A better night’s sleep.

What Dexter consumes will be controlled carefully.

The day will hopefully be broken up by a dog walker.

Looking for every little good thing the dog does, whether it’s just to stop jumping up and putting his feet on the floor, or simply lying down calmly, will make everyone happier. These things will be clicked and rewarded. Unwanted behaviours will where possible bring no reaction or be replaced with a desirable alternative.

Enriching activities will be added to Dexter’s life. Soon the lady should get a better night’s sleep. She will have more energy for these things.

With a positive approach, cases like this tend to improve quite quickly.

The lady will be getting her life back.


NB. For the sake of the story and for confidentiality also, this isn’t a complete ‘report’ with every detail, but I choose an angle with maybe a bit of poetic licence. The precise protocols to best use for your own dog may be different to the approaches I have worked out for Dexter. Finding instructions on the internet or TV that are not tailored to your own dog can do more harm than good as the case needs to be assessed correctly. One size does not fit all so accurate assessment is important, particularly where any form of aggressive behaviour is concerned. Everything depends upon context. If you live in my own area I would be very pleased to help with strategies tailored to your own dog (see my Help page).

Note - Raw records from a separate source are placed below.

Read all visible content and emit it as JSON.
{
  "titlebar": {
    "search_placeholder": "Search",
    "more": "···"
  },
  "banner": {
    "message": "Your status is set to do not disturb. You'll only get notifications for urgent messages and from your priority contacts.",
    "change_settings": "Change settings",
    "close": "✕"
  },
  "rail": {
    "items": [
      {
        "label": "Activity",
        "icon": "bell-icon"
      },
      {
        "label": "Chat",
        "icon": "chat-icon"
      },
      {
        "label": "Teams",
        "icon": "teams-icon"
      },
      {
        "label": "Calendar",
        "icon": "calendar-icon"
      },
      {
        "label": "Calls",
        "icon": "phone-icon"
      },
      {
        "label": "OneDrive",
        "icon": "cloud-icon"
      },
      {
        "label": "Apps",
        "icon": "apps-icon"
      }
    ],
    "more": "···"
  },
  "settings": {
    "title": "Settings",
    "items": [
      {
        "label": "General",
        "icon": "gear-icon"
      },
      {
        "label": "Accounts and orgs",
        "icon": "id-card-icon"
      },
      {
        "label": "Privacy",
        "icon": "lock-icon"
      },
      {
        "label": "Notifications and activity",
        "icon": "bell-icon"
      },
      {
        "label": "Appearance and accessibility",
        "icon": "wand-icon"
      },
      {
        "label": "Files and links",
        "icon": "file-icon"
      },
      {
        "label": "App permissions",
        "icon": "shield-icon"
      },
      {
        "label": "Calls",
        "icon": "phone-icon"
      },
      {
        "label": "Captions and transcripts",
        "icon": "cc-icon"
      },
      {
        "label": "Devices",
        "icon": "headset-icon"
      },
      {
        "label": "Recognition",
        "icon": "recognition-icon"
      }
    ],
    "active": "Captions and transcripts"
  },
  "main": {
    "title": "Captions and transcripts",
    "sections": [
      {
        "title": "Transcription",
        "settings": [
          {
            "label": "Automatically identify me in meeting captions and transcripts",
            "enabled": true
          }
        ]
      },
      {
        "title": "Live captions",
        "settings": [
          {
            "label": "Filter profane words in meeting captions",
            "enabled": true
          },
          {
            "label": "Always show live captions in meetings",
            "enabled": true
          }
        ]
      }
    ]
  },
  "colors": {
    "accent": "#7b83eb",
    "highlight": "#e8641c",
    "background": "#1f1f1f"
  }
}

Weimerana panics when home alone

weimeranaPoor Chloe is a very stressed eighteen month old Wemerana. She has chronic separation problems and because of the damage she has done she is now crated when her owners are out at work. I go to many dogs and even puppies whose owners, having to go to work, are out for eight or more hours a day, and for some dogs this can be a nightmare. Many people unwittingly take on a dog without thinking that it is unatural for a sociable animal to be left alone for too long.  I can also imagine how stressful it must be to be out at work, worrying about the dog you love being frantic and wondering what you will find when you get home.

Separation anxiety is a difficult problem to solve because it has to be done gradually.

Chloe always was unhappy and maybe bored when left alone. She would sometimes toilet in the house or chew. She used to have the run of the house and her male owner, who was normally home first, never quite knew what damage he was going to find.

She had done hundreds of pounds worth of damage already when one day, three weeks ago, the gentleman arrived home to find total chaos. There was toilet mess downstairs but no sign of Chloe. Upstairs there were clothes and belongings all over the floor, along with more toilet mess. Chloe was cowering in the bathroom, urinating. The gentleman was so angry that he lost his temper and laid into poor Chloe. It was the final straw.

He felt absolutely terrible when he discovered that all the mess wasn’t done by Chloe. They had had a break in and poor Chloe was traumatised. Where before she was distressed at being alone, now she was also terrified of her owner coming back.

To keep their house safe they bought a large crate. I was finally called in because Chloe was damaging herself trying to get out of it. She managed it once, cutting her nose and blood all over the place from her tearing a toe nail and now they have had to padlock the crate to keep her in.

Chloe has other stress-related problems – she is obsessed with eating wood when out, she tail-chases and does a lot of ear shaking and licking herself.  Chloe badly needs help.

They are going to find a dog walker to come each day now and they are going to work very hard at getting Chloe used to being alone in the sure knowledge that they will return. In reducing her stress in all other areas also, she will gradually become a happier dog.  I have spoken to their vet who is also involved and prescribing Zylkene to help tide them over the first few weeks.

I can help you, too, with these problems or any other that you may be having with your dog.